__THE TASK__. The word to find is "subtitle". State how many lines below contain it, giving only the number.

------------------------

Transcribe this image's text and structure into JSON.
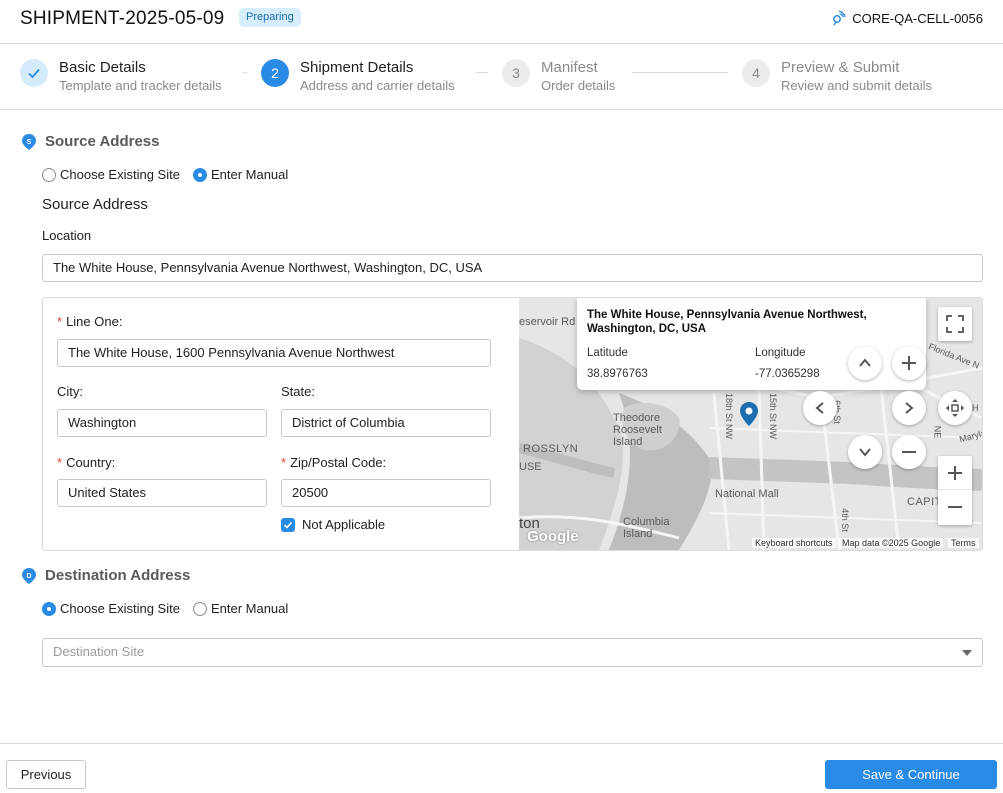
{
  "header": {
    "title": "SHIPMENT-2025-05-09",
    "status": "Preparing",
    "device": "CORE-QA-CELL-0056"
  },
  "steps": [
    {
      "number": "1",
      "title": "Basic Details",
      "subtitle": "Template and tracker details",
      "state": "done"
    },
    {
      "number": "2",
      "title": "Shipment Details",
      "subtitle": "Address and carrier details",
      "state": "active"
    },
    {
      "number": "3",
      "title": "Manifest",
      "subtitle": "Order details",
      "state": "pending"
    },
    {
      "number": "4",
      "title": "Preview & Submit",
      "subtitle": "Review and submit details",
      "state": "pending"
    }
  ],
  "source": {
    "heading": "Source Address",
    "pin_letter": "S",
    "option_existing": "Choose Existing Site",
    "option_manual": "Enter Manual",
    "selected": "manual",
    "subheading": "Source Address",
    "location_label": "Location",
    "location_value": "The White House, Pennsylvania Avenue Northwest, Washington, DC, USA",
    "line_one_label": "Line One:",
    "line_one_value": "The White House, 1600 Pennsylvania Avenue Northwest",
    "city_label": "City:",
    "city_value": "Washington",
    "state_label": "State:",
    "state_value": "District of Columbia",
    "country_label": "Country:",
    "country_value": "United States",
    "zip_label": "Zip/Postal Code:",
    "zip_value": "20500",
    "not_applicable_label": "Not Applicable",
    "not_applicable_checked": true
  },
  "map": {
    "info_title": "The White House, Pennsylvania Avenue Northwest, Washington, DC, USA",
    "latitude_label": "Latitude",
    "latitude_value": "38.8976763",
    "longitude_label": "Longitude",
    "longitude_value": "-77.0365298",
    "labels": {
      "reservoir": "eservoir Rd N",
      "theodore": "Theodore Roosevelt Island",
      "rosslyn": "ROSSLYN",
      "use": "USE",
      "ton": "ton",
      "columbia": "Columbia Island",
      "national_mall": "National Mall",
      "capitol": "CAPITOL",
      "florida": "Florida Ave N",
      "maryland": "Maryla",
      "h": "H",
      "ne": "NE",
      "st18": "18th St NW",
      "st15": "15th St NW",
      "st4": "4th St",
      "ne6": "6th St"
    },
    "google": "Google",
    "footer_shortcuts": "Keyboard shortcuts",
    "footer_data": "Map data ©2025 Google",
    "footer_terms": "Terms",
    "accent": "#2a8be6",
    "marker_color": "#1b6fb0"
  },
  "destination": {
    "heading": "Destination Address",
    "pin_letter": "D",
    "option_existing": "Choose Existing Site",
    "option_manual": "Enter Manual",
    "selected": "existing",
    "site_placeholder": "Destination Site"
  },
  "footer": {
    "previous": "Previous",
    "save": "Save & Continue"
  }
}
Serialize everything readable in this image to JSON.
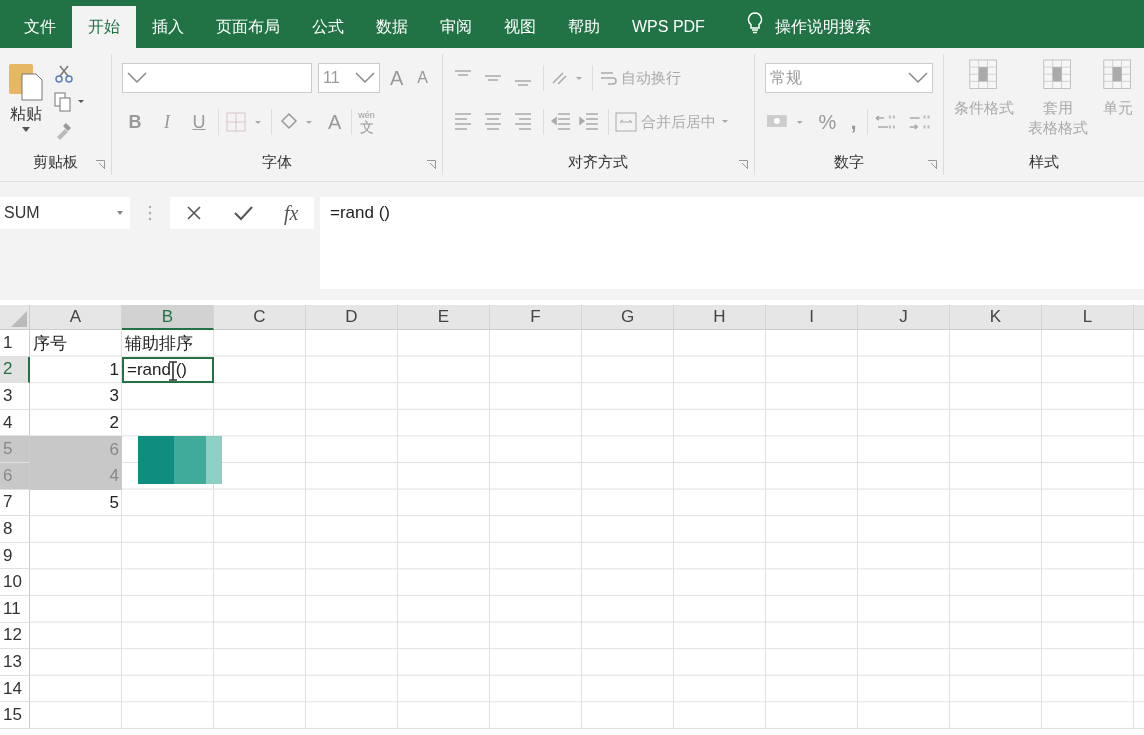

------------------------

__ANSWER TO THE EXERCISE__. 4